Yesterday I posted about the Guitar Shelf I made Zach for Christmas. Today I’m going to tell you what I wish I had done differently…in case you decide to make something similar.
- First! I read some other tutorials that said they had used an all-saw or hand-saw. I don’t know what the difference is compared to a jigsaw (as I said yesterday, I don’t own power tools). You may want to keep that in mind, though. Because the jigsaw caused it to chip a lot.
- Sand before cutting, I think. Probably what also caused some chipping was the saw cutting through the finish. The finish came off, taking little chunks with it. So we probably should have sanded before cutting. And then sanded again to smooth down the rough edges.

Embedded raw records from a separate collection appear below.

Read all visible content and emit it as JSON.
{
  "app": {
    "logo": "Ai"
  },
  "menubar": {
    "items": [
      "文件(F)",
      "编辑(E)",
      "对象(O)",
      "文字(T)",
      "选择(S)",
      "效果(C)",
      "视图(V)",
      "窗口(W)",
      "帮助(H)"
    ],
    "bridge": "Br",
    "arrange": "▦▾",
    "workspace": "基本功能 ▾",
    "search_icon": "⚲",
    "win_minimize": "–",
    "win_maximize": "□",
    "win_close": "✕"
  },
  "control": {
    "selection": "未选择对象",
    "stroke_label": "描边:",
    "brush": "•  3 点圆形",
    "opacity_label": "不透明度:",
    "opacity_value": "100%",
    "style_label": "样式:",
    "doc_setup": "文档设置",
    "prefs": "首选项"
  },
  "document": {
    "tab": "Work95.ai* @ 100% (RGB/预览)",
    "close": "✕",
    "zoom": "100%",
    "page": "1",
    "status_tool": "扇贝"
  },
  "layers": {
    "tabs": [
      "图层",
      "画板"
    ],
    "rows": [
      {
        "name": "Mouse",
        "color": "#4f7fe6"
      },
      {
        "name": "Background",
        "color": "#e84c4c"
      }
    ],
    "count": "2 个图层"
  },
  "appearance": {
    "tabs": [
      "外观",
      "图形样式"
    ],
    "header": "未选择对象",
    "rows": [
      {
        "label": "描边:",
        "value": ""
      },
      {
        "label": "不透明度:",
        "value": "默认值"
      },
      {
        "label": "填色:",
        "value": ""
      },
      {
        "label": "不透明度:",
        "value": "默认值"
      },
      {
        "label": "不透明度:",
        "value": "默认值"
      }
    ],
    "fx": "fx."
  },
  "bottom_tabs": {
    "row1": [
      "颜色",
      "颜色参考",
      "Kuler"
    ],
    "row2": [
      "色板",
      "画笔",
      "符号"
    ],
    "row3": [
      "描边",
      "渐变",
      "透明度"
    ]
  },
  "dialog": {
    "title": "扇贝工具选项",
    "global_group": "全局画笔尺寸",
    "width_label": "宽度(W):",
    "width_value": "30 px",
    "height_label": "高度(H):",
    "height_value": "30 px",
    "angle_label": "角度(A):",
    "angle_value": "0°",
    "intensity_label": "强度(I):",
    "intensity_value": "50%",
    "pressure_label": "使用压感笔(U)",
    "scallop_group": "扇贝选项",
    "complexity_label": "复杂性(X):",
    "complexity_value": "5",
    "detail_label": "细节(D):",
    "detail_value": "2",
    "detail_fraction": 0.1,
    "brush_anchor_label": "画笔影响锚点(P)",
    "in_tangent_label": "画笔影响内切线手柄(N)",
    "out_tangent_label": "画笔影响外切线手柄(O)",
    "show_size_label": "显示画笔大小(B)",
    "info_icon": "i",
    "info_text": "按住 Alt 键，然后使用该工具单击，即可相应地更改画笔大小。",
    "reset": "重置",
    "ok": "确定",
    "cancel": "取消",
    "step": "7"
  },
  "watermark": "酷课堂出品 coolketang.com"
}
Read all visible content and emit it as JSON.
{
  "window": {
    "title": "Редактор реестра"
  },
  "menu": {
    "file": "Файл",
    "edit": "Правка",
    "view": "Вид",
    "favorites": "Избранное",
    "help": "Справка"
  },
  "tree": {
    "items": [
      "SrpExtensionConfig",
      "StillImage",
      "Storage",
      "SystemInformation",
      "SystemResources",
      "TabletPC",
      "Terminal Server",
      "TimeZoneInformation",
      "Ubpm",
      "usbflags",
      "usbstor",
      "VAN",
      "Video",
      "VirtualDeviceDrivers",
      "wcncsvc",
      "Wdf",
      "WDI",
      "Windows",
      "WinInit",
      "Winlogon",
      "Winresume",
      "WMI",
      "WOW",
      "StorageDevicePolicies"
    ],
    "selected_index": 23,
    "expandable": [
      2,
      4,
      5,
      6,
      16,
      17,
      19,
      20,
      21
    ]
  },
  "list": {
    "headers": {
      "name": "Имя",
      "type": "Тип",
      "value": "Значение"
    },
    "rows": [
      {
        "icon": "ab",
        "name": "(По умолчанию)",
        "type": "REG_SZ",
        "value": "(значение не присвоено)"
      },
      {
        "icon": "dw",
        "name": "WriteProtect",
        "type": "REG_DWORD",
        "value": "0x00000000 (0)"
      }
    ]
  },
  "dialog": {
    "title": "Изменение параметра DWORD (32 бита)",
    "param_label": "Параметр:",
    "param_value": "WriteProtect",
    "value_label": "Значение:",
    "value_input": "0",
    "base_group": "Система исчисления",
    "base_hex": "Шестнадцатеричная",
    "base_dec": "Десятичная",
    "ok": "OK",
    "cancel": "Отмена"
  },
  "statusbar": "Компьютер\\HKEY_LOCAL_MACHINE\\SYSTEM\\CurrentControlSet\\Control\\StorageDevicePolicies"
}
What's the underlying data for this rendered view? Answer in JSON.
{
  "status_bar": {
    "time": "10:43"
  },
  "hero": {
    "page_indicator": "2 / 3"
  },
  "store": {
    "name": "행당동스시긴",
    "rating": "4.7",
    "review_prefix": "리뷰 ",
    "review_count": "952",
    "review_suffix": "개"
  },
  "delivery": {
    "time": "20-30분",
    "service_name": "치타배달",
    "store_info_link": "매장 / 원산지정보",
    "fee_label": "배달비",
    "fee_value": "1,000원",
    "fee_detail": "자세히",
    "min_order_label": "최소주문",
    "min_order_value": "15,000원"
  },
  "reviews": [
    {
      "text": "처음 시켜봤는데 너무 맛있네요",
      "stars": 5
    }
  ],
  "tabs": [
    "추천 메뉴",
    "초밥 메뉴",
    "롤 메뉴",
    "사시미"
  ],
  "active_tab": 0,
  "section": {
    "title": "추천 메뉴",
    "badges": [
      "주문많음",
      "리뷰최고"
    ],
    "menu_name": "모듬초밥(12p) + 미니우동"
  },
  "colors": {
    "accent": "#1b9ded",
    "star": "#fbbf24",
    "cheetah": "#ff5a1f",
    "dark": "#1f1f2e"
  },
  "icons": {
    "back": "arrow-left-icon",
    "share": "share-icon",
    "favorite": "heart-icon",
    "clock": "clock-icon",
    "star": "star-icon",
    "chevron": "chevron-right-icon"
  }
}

- We really should have used a clamp. The whole time I was worried Jenn was going to cut her leg off. Safety first, guys.
- I also would have sanded the back of the guitar. The reason we didn’t do this was because we were feeling tired and lazy by the time we got to it. And we thought, “Why paint it? It’s going to be against a wall, anyway!” The sweet temptation of Christmas movies, fleece blankets, and pumpkin spice tea was luring us back into the house, you see. So, yeah, we got lazy. And we paid for it. There are some mistakes in the paint on the back of the guitar–because I did decide to paint it after all. I fixed them for the most part and you have to look very closely to see them. But they’re still there. So if I had to do this again, I would have sanded the back.
- As I mentioned yesterday, I would have not put silicon caulk in there. That set me back nearly two days. And it looked fine without it. The shelves were perfectly stable–I don’t know why I did it. A Momentary Lapse of Reason, I suppose. If I could do it all over, I would have just drilled some screws into the back of the guitar to make sure the shelves were completely secured and let it be that. C’est la vie.
- Another thing I think I mentioned: I would have taken the screws and tuning keys off of the headstock at the very beginning and put them in a plastic baggie until the end of the project. Putting them back on would have been the last thing I did. Because I didn’t do that, I lost one of the screws and had to superglue a couple tuning keys in place (because the screws keep them from falling out). It looks fine and Zach didn’t notice (though I’m sure after he reads this, he’ll come home and take a look), but it bothers me on a, “I wish it could have been perfect” kind of level.
- If you’re concerned about the polyurethane yellowing over time, use polycrylic. The kind that brushes on is best. It also doesn’t smell nearly as bad.
The only way I could see you needing primer is if you’re going to paint your guitar all one color instead of using multiple colors like we did. In that case, I would use it to be safe, because your wood shelves and your guitar will probably be made from different woods and the paint might look a little different on them (that was a problem I noticed at first with the inside of the guitar, but after we sprayed it with the polyurethane and I added more coats, that seemed to help). The primer will make it look more uniform. That’s also helpful with the neck, since it’s difficult to sand…which is why we didn’t sand it.
I hope that helps. If you have any questions, feel free to ask! =)